Regina police are used to spotting all kinds of drivers, including those moving too slow.
On Aug. 21, Const. Curtis Warnar with the Regina police traffic unit, was driving west on Ring Road near Winnipeg Street when he noticed a vehicle travelling significantly slower in the left lane.
“How quickly I was gaining on it, I could tell it was well below the posted speed limit,” he told the Greg Morgan Morning Show Tuesday.
Warner said it was the first time in a long time he needed to use his radar equipment to clock the speed.
“In this case, it was 76 km/h – so almost one quarter below what the posted speed limit is,” he said.
With the maximum limit on Ring Road being 100 km/h, Warnar issued the driver a $125 fine for going at a speed that impedes the flow of traffic.
The constable, who is also a collision reconstructionist, explained that in this case, another driver would gain about 21 feet, or six metres, per second on the slow-moving vehicle.
“Unfortunately, by the time you recognize that vehicle is going too slow, it might be too late for you to actually apply braking or apply steering,” he said.
“Which is why travelling at such a low speed is just as dangerous – if not more dangerous – as someone travelling in excess of the speed limit.”
Warnar’s tweet about the slow driver quickly gained traction online, with people asking the social media-savvy officer questions about what led to the ticket.
One notable question was whether the driver being in the left lane – a lane SGI and driver training programs designate as the passing lane – was a contributing factor.

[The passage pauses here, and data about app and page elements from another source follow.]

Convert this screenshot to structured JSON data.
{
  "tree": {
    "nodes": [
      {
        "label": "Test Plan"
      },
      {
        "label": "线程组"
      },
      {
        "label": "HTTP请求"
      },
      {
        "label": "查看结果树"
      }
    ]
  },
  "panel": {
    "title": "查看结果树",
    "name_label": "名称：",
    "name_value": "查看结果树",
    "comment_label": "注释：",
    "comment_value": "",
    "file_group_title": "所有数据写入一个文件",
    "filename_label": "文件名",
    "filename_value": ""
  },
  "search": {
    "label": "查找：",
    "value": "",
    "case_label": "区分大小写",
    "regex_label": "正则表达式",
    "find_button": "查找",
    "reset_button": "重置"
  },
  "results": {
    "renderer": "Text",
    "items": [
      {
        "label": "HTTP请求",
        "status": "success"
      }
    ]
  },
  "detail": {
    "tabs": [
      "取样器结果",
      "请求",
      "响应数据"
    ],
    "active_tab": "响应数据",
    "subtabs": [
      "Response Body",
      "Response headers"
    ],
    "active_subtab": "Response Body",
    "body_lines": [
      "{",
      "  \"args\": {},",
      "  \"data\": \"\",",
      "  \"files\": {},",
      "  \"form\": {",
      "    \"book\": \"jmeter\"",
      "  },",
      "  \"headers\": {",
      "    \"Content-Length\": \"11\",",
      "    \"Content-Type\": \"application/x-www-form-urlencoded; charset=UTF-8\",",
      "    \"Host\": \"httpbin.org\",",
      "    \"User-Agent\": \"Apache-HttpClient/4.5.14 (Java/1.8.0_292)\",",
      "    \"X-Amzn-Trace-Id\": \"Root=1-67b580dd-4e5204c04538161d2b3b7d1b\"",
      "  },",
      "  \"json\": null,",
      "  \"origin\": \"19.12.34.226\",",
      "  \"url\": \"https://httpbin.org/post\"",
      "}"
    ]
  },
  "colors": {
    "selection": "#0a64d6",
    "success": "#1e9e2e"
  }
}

In a tweet Monday, Warner noted that was not the sole reason, adding enforcement on slower drivers is not limited to the left lane only.
“The big issue here, especially at night on the Ring Road where the lighting isn’t all that great, is it’s very difficult for other drivers … to know how fast they’re gaining on that other car,” Warner explained.
The constable was also asked about signage regarding slower traffic keeping right. Warner noted signage is up to the city or highway ministry, but added he would “like to see them as much as you do.”
As for why the driver was going too slow, Warnar said he doesn’t engage in roadside debates and that, in this case, he doesn’t know why the driver was travelling 24 km/h under the limit.
WELL THAT ESCALATED QUICKLY!!!
Seems the tweet heard ‘round the Twittersphere about the impeding traffic ticket issued last week has raised all sorts of questions. Rather than answer them in various threads… I’ll do it here, if there's more let me know @reginapolice pic.twitter.com/nP2EIYOink
— Cst. Curtis Warnar (@RPSTrafficUnit) August 27, 2018
— With files from The Greg Morgan Morning Show.